══ Given records

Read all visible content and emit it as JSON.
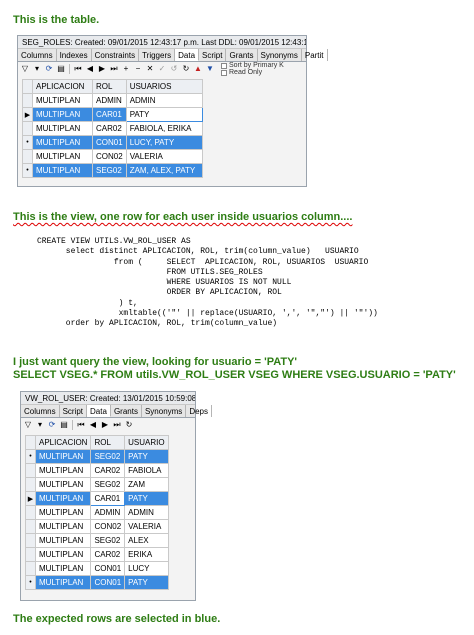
{
  "captions": {
    "table": "This is the table.",
    "view": "This is the view, one row for each user inside usuarios column....",
    "query_intro": "I just want query the view, looking for usuario = 'PATY'",
    "query_sql": "SELECT VSEG.*  FROM utils.VW_ROL_USER  VSEG  WHERE VSEG.USUARIO = 'PATY'",
    "expected": "The expected rows are selected in blue."
  },
  "panel1": {
    "title": "SEG_ROLES:  Created: 09/01/2015 12:43:17 p.m.   Last DDL: 09/01/2015 12:43:17 p.m.",
    "tabs": [
      "Columns",
      "Indexes",
      "Constraints",
      "Triggers",
      "Data",
      "Script",
      "Grants",
      "Synonyms",
      "Partit"
    ],
    "active_tab": "Data",
    "sort_label": "Sort by Primary K",
    "readonly_label": "Read Only",
    "columns": [
      "APLICACION",
      "ROL",
      "USUARIOS"
    ],
    "rows": [
      {
        "marker": "",
        "cells": [
          "MULTIPLAN",
          "ADMIN",
          "ADMIN"
        ],
        "selected": false
      },
      {
        "marker": "▶",
        "cells": [
          "MULTIPLAN",
          "CAR01",
          "PATY"
        ],
        "selected": true,
        "editing": 2
      },
      {
        "marker": "",
        "cells": [
          "MULTIPLAN",
          "CAR02",
          "FABIOLA, ERIKA"
        ],
        "selected": false
      },
      {
        "marker": "•",
        "cells": [
          "MULTIPLAN",
          "CON01",
          "LUCY, PATY"
        ],
        "selected": true
      },
      {
        "marker": "",
        "cells": [
          "MULTIPLAN",
          "CON02",
          "VALERIA"
        ],
        "selected": false
      },
      {
        "marker": "•",
        "cells": [
          "MULTIPLAN",
          "SEG02",
          "ZAM,  ALEX,  PATY"
        ],
        "selected": true
      }
    ]
  },
  "view_sql": [
    "CREATE VIEW UTILS.VW_ROL_USER AS",
    "      select distinct APLICACION, ROL, trim(column_value)   USUARIO",
    "                from (     SELECT  APLICACION, ROL, USUARIOS  USUARIO",
    "                           FROM UTILS.SEG_ROLES",
    "                           WHERE USUARIOS IS NOT NULL",
    "                           ORDER BY APLICACION, ROL",
    "                 ) t,",
    "                 xmltable(('\"' || replace(USUARIO, ',', '\",\"') || '\"'))",
    "      order by APLICACION, ROL, trim(column_value)"
  ],
  "panel2": {
    "title": "VW_ROL_USER:  Created: 13/01/2015 10:59:08 a.m.",
    "tabs": [
      "Columns",
      "Script",
      "Data",
      "Grants",
      "Synonyms",
      "Deps"
    ],
    "active_tab": "Data",
    "columns": [
      "APLICACION",
      "ROL",
      "USUARIO"
    ],
    "rows": [
      {
        "marker": "•",
        "cells": [
          "MULTIPLAN",
          "SEG02",
          "PATY"
        ],
        "selected": true
      },
      {
        "marker": "",
        "cells": [
          "MULTIPLAN",
          "CAR02",
          "FABIOLA"
        ],
        "selected": false
      },
      {
        "marker": "",
        "cells": [
          "MULTIPLAN",
          "SEG02",
          "ZAM"
        ],
        "selected": false
      },
      {
        "marker": "▶",
        "cells": [
          "MULTIPLAN",
          "CAR01",
          "PATY"
        ],
        "selected": true,
        "editing": 1
      },
      {
        "marker": "",
        "cells": [
          "MULTIPLAN",
          "ADMIN",
          "ADMIN"
        ],
        "selected": false
      },
      {
        "marker": "",
        "cells": [
          "MULTIPLAN",
          "CON02",
          "VALERIA"
        ],
        "selected": false
      },
      {
        "marker": "",
        "cells": [
          "MULTIPLAN",
          "SEG02",
          "ALEX"
        ],
        "selected": false
      },
      {
        "marker": "",
        "cells": [
          "MULTIPLAN",
          "CAR02",
          "ERIKA"
        ],
        "selected": false
      },
      {
        "marker": "",
        "cells": [
          "MULTIPLAN",
          "CON01",
          "LUCY"
        ],
        "selected": false
      },
      {
        "marker": "•",
        "cells": [
          "MULTIPLAN",
          "CON01",
          "PATY"
        ],
        "selected": true
      }
    ]
  },
  "colors": {
    "caption_green": "#2e7d14",
    "selection_blue": "#3b8be0"
  }
}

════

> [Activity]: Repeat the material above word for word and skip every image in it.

> [Solution to the problem]:
Read all visible content and emit it as JSON.
{
  "captions": {
    "table": "This is the table.",
    "view": "This is the view, one row for each user inside usuarios column....",
    "query_intro": "I just want query the view, looking for usuario = 'PATY'",
    "query_sql": "SELECT VSEG.*  FROM utils.VW_ROL_USER  VSEG  WHERE VSEG.USUARIO = 'PATY'",
    "expected": "The expected rows are selected in blue."
  },
  "panel1": {
    "title": "SEG_ROLES:  Created: 09/01/2015 12:43:17 p.m.   Last DDL: 09/01/2015 12:43:17 p.m.",
    "tabs": [
      "Columns",
      "Indexes",
      "Constraints",
      "Triggers",
      "Data",
      "Script",
      "Grants",
      "Synonyms",
      "Partit"
    ],
    "active_tab": "Data",
    "sort_label": "Sort by Primary K",
    "readonly_label": "Read Only",
    "columns": [
      "APLICACION",
      "ROL",
      "USUARIOS"
    ],
    "rows": [
      {
        "marker": "",
        "cells": [
          "MULTIPLAN",
          "ADMIN",
          "ADMIN"
        ],
        "selected": false
      },
      {
        "marker": "▶",
        "cells": [
          "MULTIPLAN",
          "CAR01",
          "PATY"
        ],
        "selected": true,
        "editing": 2
      },
      {
        "marker": "",
        "cells": [
          "MULTIPLAN",
          "CAR02",
          "FABIOLA, ERIKA"
        ],
        "selected": false
      },
      {
        "marker": "•",
        "cells": [
          "MULTIPLAN",
          "CON01",
          "LUCY, PATY"
        ],
        "selected": true
      },
      {
        "marker": "",
        "cells": [
          "MULTIPLAN",
          "CON02",
          "VALERIA"
        ],
        "selected": false
      },
      {
        "marker": "•",
        "cells": [
          "MULTIPLAN",
          "SEG02",
          "ZAM,  ALEX,  PATY"
        ],
        "selected": true
      }
    ]
  },
  "view_sql": [
    "CREATE VIEW UTILS.VW_ROL_USER AS",
    "      select distinct APLICACION, ROL, trim(column_value)   USUARIO",
    "                from (     SELECT  APLICACION, ROL, USUARIOS  USUARIO",
    "                           FROM UTILS.SEG_ROLES",
    "                           WHERE USUARIOS IS NOT NULL",
    "                           ORDER BY APLICACION, ROL",
    "                 ) t,",
    "                 xmltable(('\"' || replace(USUARIO, ',', '\",\"') || '\"'))",
    "      order by APLICACION, ROL, trim(column_value)"
  ],
  "panel2": {
    "title": "VW_ROL_USER:  Created: 13/01/2015 10:59:08 a.m.",
    "tabs": [
      "Columns",
      "Script",
      "Data",
      "Grants",
      "Synonyms",
      "Deps"
    ],
    "active_tab": "Data",
    "columns": [
      "APLICACION",
      "ROL",
      "USUARIO"
    ],
    "rows": [
      {
        "marker": "•",
        "cells": [
          "MULTIPLAN",
          "SEG02",
          "PATY"
        ],
        "selected": true
      },
      {
        "marker": "",
        "cells": [
          "MULTIPLAN",
          "CAR02",
          "FABIOLA"
        ],
        "selected": false
      },
      {
        "marker": "",
        "cells": [
          "MULTIPLAN",
          "SEG02",
          "ZAM"
        ],
        "selected": false
      },
      {
        "marker": "▶",
        "cells": [
          "MULTIPLAN",
          "CAR01",
          "PATY"
        ],
        "selected": true,
        "editing": 1
      },
      {
        "marker": "",
        "cells": [
          "MULTIPLAN",
          "ADMIN",
          "ADMIN"
        ],
        "selected": false
      },
      {
        "marker": "",
        "cells": [
          "MULTIPLAN",
          "CON02",
          "VALERIA"
        ],
        "selected": false
      },
      {
        "marker": "",
        "cells": [
          "MULTIPLAN",
          "SEG02",
          "ALEX"
        ],
        "selected": false
      },
      {
        "marker": "",
        "cells": [
          "MULTIPLAN",
          "CAR02",
          "ERIKA"
        ],
        "selected": false
      },
      {
        "marker": "",
        "cells": [
          "MULTIPLAN",
          "CON01",
          "LUCY"
        ],
        "selected": false
      },
      {
        "marker": "•",
        "cells": [
          "MULTIPLAN",
          "CON01",
          "PATY"
        ],
        "selected": true
      }
    ]
  },
  "colors": {
    "caption_green": "#2e7d14",
    "selection_blue": "#3b8be0"
  }
}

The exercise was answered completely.